    Thanks for the nice comments. I tried to publish them on my site, but they have failed to appear thus far. In any event, the landscape traversed by the coast to coast hike was stunningly beautiful at every point. At some point, I would love to do the entire walk again.

  24. OH those are marvelous photos and make me feel so home sick. Flamborough Head was my home. I do a little painting and I would be so glad if I could have permission to paint in watercolor the photo Farmstead near Keld. I don't sell my paintings usually, but I do collect them and then also post them on my blogs.

    That must have been a wonderful trek across country.

  25. To Chris,

    Thanks for the nice comments. Feel free to create paintings from any of my photos. Many of us are drawn to the Farmstead near Keld. It seems like such a perfect place to make one's life.

  26. Thank you for visiting my blog and for your comment on the Dartmoor walk. I see from these fabulous photos that you are a walker too. Our house is on the Offa's Dyke Path, a less well known long distance trail which runs the length of Wales from that country's south to north coast. It is very ancient and very beautiful. I walked it last year and you can find the blogs in my archives if you are interested.. If you are coming to the UK again I think you should come this way!
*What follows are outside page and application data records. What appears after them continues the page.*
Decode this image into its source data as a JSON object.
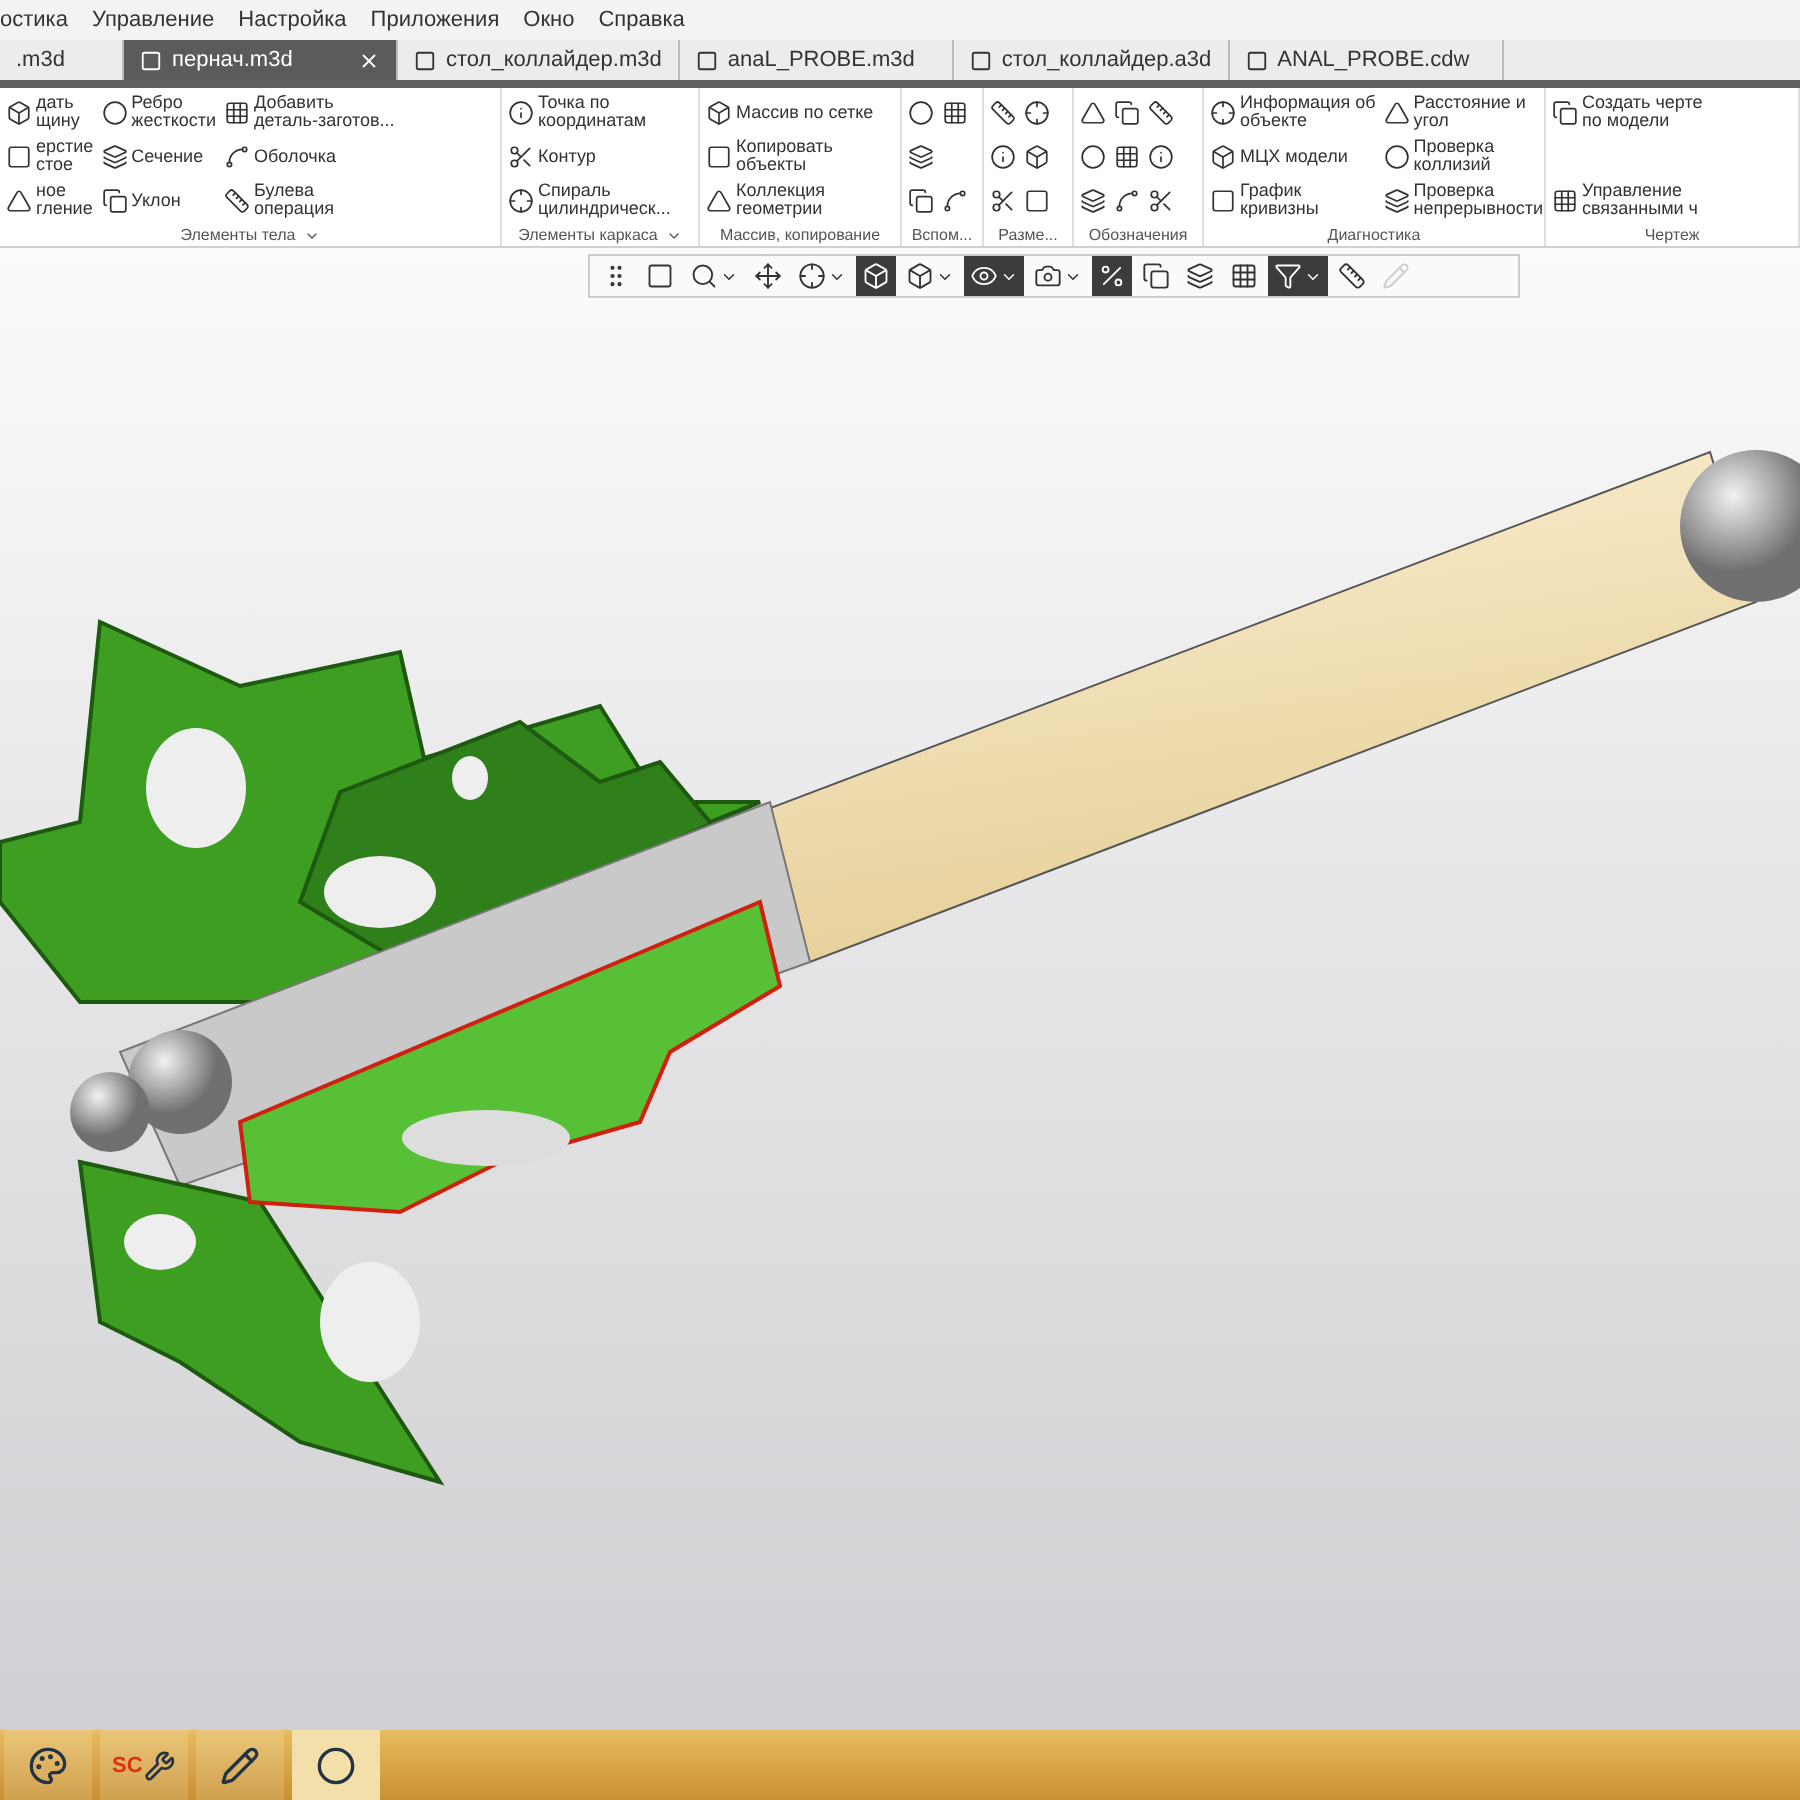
{
  "menu": [
    "остика",
    "Управление",
    "Настройка",
    "Приложения",
    "Окно",
    "Справка"
  ],
  "tabs": [
    {
      "label": ".m3d",
      "selected": false,
      "closable": false
    },
    {
      "label": "пернач.m3d",
      "selected": true,
      "closable": true
    },
    {
      "label": "стол_коллайдер.m3d",
      "selected": false,
      "closable": false
    },
    {
      "label": "anaL_PROBE.m3d",
      "selected": false,
      "closable": false
    },
    {
      "label": "стол_коллайдер.a3d",
      "selected": false,
      "closable": false
    },
    {
      "label": "ANAL_PROBE.cdw",
      "selected": false,
      "closable": false
    }
  ],
  "ribbon": {
    "groups": [
      {
        "label": "Элементы тела",
        "menu": true,
        "columns": [
          [
            {
              "kind": "large",
              "label": "дать\nщину"
            },
            {
              "kind": "large",
              "label": "ерстие\nстое"
            },
            {
              "kind": "large",
              "label": "ное\nгление"
            }
          ],
          [
            {
              "kind": "large",
              "label": "Ребро\nжесткости"
            },
            {
              "kind": "large",
              "label": "Сечение"
            },
            {
              "kind": "large",
              "label": "Уклон"
            }
          ],
          [
            {
              "kind": "large",
              "label": "Добавить\nдеталь-заготов..."
            },
            {
              "kind": "large",
              "label": "Оболочка"
            },
            {
              "kind": "large",
              "label": "Булева\nоперация"
            }
          ]
        ]
      },
      {
        "label": "Элементы каркаса",
        "menu": true,
        "columns": [
          [
            {
              "kind": "large",
              "label": "Точка по\nкоординатам"
            },
            {
              "kind": "large",
              "label": "Контур"
            },
            {
              "kind": "large",
              "label": "Спираль\nцилиндрическ..."
            }
          ]
        ]
      },
      {
        "label": "Массив, копирование",
        "menu": false,
        "columns": [
          [
            {
              "kind": "large",
              "label": "Массив по сетке"
            },
            {
              "kind": "large",
              "label": "Копировать\nобъекты"
            },
            {
              "kind": "large",
              "label": "Коллекция\nгеометрии"
            }
          ]
        ]
      },
      {
        "label": "Вспом...",
        "menu": false,
        "columns": [
          [
            {
              "kind": "icon"
            },
            {
              "kind": "icon"
            },
            {
              "kind": "icon"
            }
          ],
          [
            {
              "kind": "icon"
            },
            {
              "kind": "icon"
            }
          ]
        ]
      },
      {
        "label": "Разме...",
        "menu": false,
        "columns": [
          [
            {
              "kind": "icon"
            },
            {
              "kind": "icon"
            },
            {
              "kind": "icon"
            }
          ],
          [
            {
              "kind": "icon"
            },
            {
              "kind": "icon"
            },
            {
              "kind": "icon"
            }
          ]
        ]
      },
      {
        "label": "Обозначения",
        "menu": false,
        "columns": [
          [
            {
              "kind": "icon"
            },
            {
              "kind": "icon"
            },
            {
              "kind": "icon"
            }
          ],
          [
            {
              "kind": "icon"
            },
            {
              "kind": "icon"
            },
            {
              "kind": "icon"
            }
          ],
          [
            {
              "kind": "icon"
            },
            {
              "kind": "icon"
            },
            {
              "kind": "icon"
            }
          ]
        ]
      },
      {
        "label": "Диагностика",
        "menu": false,
        "columns": [
          [
            {
              "kind": "large",
              "label": "Информация об\nобъекте"
            },
            {
              "kind": "large",
              "label": "МЦХ модели"
            },
            {
              "kind": "large",
              "label": "График\nкривизны"
            }
          ],
          [
            {
              "kind": "large",
              "label": "Расстояние и\nугол"
            },
            {
              "kind": "large",
              "label": "Проверка\nколлизий"
            },
            {
              "kind": "large",
              "label": "Проверка\nнепрерывности"
            }
          ]
        ]
      },
      {
        "label": "Чертеж",
        "menu": false,
        "columns": [
          [
            {
              "kind": "large",
              "label": "Создать черте\nпо модели"
            },
            {
              "kind": "large",
              "label": "Управление\nсвязанными ч"
            }
          ]
        ]
      }
    ]
  },
  "toolbar": [
    {
      "selected": false,
      "dropdown": false
    },
    {
      "selected": false,
      "dropdown": false
    },
    {
      "selected": false,
      "dropdown": true
    },
    {
      "selected": false,
      "dropdown": false
    },
    {
      "selected": false,
      "dropdown": true
    },
    {
      "selected": true,
      "dropdown": false
    },
    {
      "selected": false,
      "dropdown": true
    },
    {
      "selected": true,
      "dropdown": true
    },
    {
      "selected": false,
      "dropdown": true
    },
    {
      "selected": true,
      "dropdown": false
    },
    {
      "selected": false,
      "dropdown": false
    },
    {
      "selected": false,
      "dropdown": false
    },
    {
      "selected": false,
      "dropdown": false
    },
    {
      "selected": true,
      "dropdown": true
    },
    {
      "selected": false,
      "dropdown": false
    },
    {
      "selected": false,
      "dropdown": false,
      "disabled": true
    }
  ],
  "taskbar": [
    {
      "selected": false
    },
    {
      "selected": false,
      "badge": "SC"
    },
    {
      "selected": false
    },
    {
      "selected": true
    }
  ]
}
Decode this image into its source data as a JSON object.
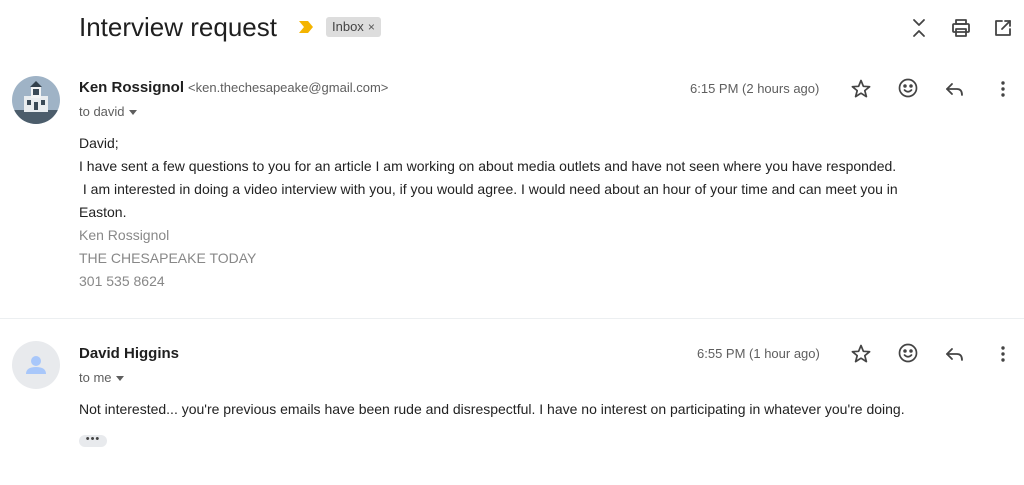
{
  "subject": "Interview request",
  "label": {
    "name": "Inbox",
    "close": "×"
  },
  "toolbar": {
    "icons": [
      "expand-collapse-icon",
      "print-icon",
      "open-new-window-icon"
    ]
  },
  "messages": [
    {
      "sender_name": "Ken Rossignol",
      "sender_email": "<ken.thechesapeake@gmail.com>",
      "to": "to david",
      "time": "6:15 PM (2 hours ago)",
      "body": [
        "David;",
        "I have sent a few questions to you for an article I am working on about media outlets and have not seen where you have responded.",
        " I am interested in doing a video interview with you, if you would agree. I would need about an hour of your time and can meet you in",
        "Easton."
      ],
      "signature": [
        "Ken Rossignol",
        "THE CHESAPEAKE TODAY",
        "301 535 8624"
      ]
    },
    {
      "sender_name": "David Higgins",
      "to": "to me",
      "time": "6:55 PM (1 hour ago)",
      "body": [
        "Not interested... you're previous emails have been rude and disrespectful. I have no interest on participating in whatever you're doing."
      ],
      "trimmed_content_button": "•••"
    }
  ],
  "message_icons": [
    "star-icon",
    "emoji-reaction-icon",
    "reply-icon",
    "more-vert-icon"
  ],
  "colors": {
    "importance_marker": "#f4b400",
    "label_chip_bg": "#dddddd",
    "default_avatar_bg": "#e8eaed",
    "default_avatar_fg": "#a8c7fa"
  }
}
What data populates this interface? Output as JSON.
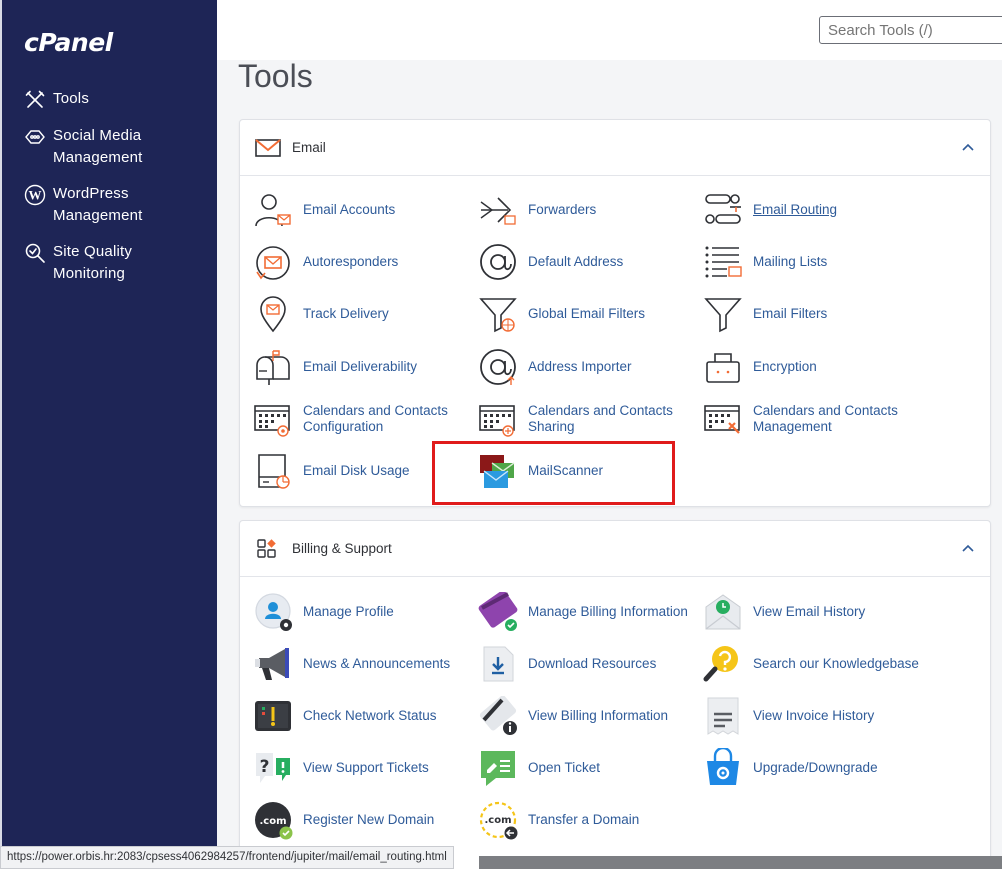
{
  "brand": {
    "logo": "cPanel"
  },
  "sidebar": {
    "items": [
      {
        "label": "Tools",
        "icon": "tools-icon"
      },
      {
        "label": "Social Media\nManagement",
        "icon": "social-media-icon"
      },
      {
        "label": "WordPress\nManagement",
        "icon": "wordpress-icon"
      },
      {
        "label": "Site Quality\nMonitoring",
        "icon": "site-quality-icon"
      }
    ]
  },
  "search": {
    "placeholder": "Search Tools (/)"
  },
  "page": {
    "title": "Tools"
  },
  "email_section": {
    "title": "Email",
    "items": [
      {
        "label": "Email Accounts",
        "icon": "email-accounts-icon"
      },
      {
        "label": "Forwarders",
        "icon": "forwarders-icon"
      },
      {
        "label": "Email Routing",
        "icon": "email-routing-icon"
      },
      {
        "label": "Autoresponders",
        "icon": "autoresponders-icon"
      },
      {
        "label": "Default Address",
        "icon": "default-address-icon"
      },
      {
        "label": "Mailing Lists",
        "icon": "mailing-lists-icon"
      },
      {
        "label": "Track Delivery",
        "icon": "track-delivery-icon"
      },
      {
        "label": "Global Email Filters",
        "icon": "global-email-filters-icon"
      },
      {
        "label": "Email Filters",
        "icon": "email-filters-icon"
      },
      {
        "label": "Email Deliverability",
        "icon": "email-deliverability-icon"
      },
      {
        "label": "Address Importer",
        "icon": "address-importer-icon"
      },
      {
        "label": "Encryption",
        "icon": "encryption-icon"
      },
      {
        "label": "Calendars and Contacts\nConfiguration",
        "icon": "calendars-configuration-icon"
      },
      {
        "label": "Calendars and Contacts\nSharing",
        "icon": "calendars-sharing-icon"
      },
      {
        "label": "Calendars and Contacts\nManagement",
        "icon": "calendars-management-icon"
      },
      {
        "label": "Email Disk Usage",
        "icon": "email-disk-usage-icon"
      },
      {
        "label": "MailScanner",
        "icon": "mailscanner-icon"
      }
    ]
  },
  "billing_section": {
    "title": "Billing & Support",
    "items": [
      {
        "label": "Manage Profile",
        "icon": "manage-profile-icon"
      },
      {
        "label": "Manage Billing Information",
        "icon": "manage-billing-icon"
      },
      {
        "label": "View Email History",
        "icon": "email-history-icon"
      },
      {
        "label": "News & Announcements",
        "icon": "megaphone-icon"
      },
      {
        "label": "Download Resources",
        "icon": "download-icon"
      },
      {
        "label": "Search our Knowledgebase",
        "icon": "knowledgebase-icon"
      },
      {
        "label": "Check Network Status",
        "icon": "network-status-icon"
      },
      {
        "label": "View Billing Information",
        "icon": "billing-info-icon"
      },
      {
        "label": "View Invoice History",
        "icon": "invoice-history-icon"
      },
      {
        "label": "View Support Tickets",
        "icon": "support-tickets-icon"
      },
      {
        "label": "Open Ticket",
        "icon": "open-ticket-icon"
      },
      {
        "label": "Upgrade/Downgrade",
        "icon": "upgrade-icon"
      },
      {
        "label": "Register New Domain",
        "icon": "register-domain-icon"
      },
      {
        "label": "Transfer a Domain",
        "icon": "transfer-domain-icon"
      }
    ]
  },
  "status_url": "https://power.orbis.hr:2083/cpsess4062984257/frontend/jupiter/mail/email_routing.html",
  "colors": {
    "sidebar": "#1e2556",
    "link": "#2f5b99",
    "highlight": "#e01b1b",
    "accent_orange": "#f26c35"
  }
}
  27. These are remarkable photos. I'm most fond of the shot of the old schoolhouse. I remember walking from Whitby to Robin Hood's Bay one afternoon, feeling all perky after my few-mile jaunt, and watching exhausted hikers who had reached the end of the path soaking their sore feet in the sea. It looks like you were incredibly fortunate with the weather on your trip.

  28. To Elizabeth,

    Thanks so much for stopping by and bringing Offa's Dyke Path to my attention. I will check out the relevant postings on your site.

  29. To Fireweed Meadow,

    Thanks for the compliments on the photos, and I am especially happy to know that you liked the one of the old schoolhouse. It really caught my eye when we walked by it.

    The weather was by no means perfect -- we had a few days of rain -- but I thought we were lucky also. I read accounts of people who had rain for most of their C2C walk.

  30. This is England at its best! Thanks for your permission to paint one of your photos I couldn't wait and posted it on my blog Flamblogger tonight.
    This is one of those things which you wish you had done when you were younger and are now too old!!

  31. To Chris,

    You are never too old, Chris. I did this at sixty-seven and others have done it well into their seventies. Do what you love, whether it's painting or walking. Thanks again for the nice comments.

  32. Hi,
    I just got back last night! I LOVE your photos. I'm terrible at remembering to photograph everything...I could remember my own feelings and experiences at each particular spot through your photos! I want copies!! :) I wish I'd taken pictures of all the different types of sheep we saw, of how the stones in the village buildings differed as we went through different terrains...sigh. I went during a heat wave. We only had sprinkling rain on three different days (one day we had a down pour...the last bit right before descending into Grasmere...on those slippery rocks! eek!) anyway...Great, fabulous photos!!

  33. To Kristen,

    It sounds like you had a successful trip, Kirsten. Congratulations! Send me your mailing address and I will send you a CD of the photos, once I have edited them. I am doing this for a number of people on my trip and it would not be any trouble to burn an extra CD for you.

  34. How gorgeous these photos are, George! Now I must add the Coast-to-Coast to my "bucket list." It has taken me six weeks after my camino to get back in the groove of my life, but every day I am plotting to escape again! Thanks for aiding and abetting my daydreams.

  35. To Bev,

    Great to hear from you, Bev, and thanks for the nice comments. I'm glad to know that you are adding the Coast-to-Coast to your bucket list. You won't regret it, I assure you. Glad to aid and abet your daydreams, as you have mine with your camino.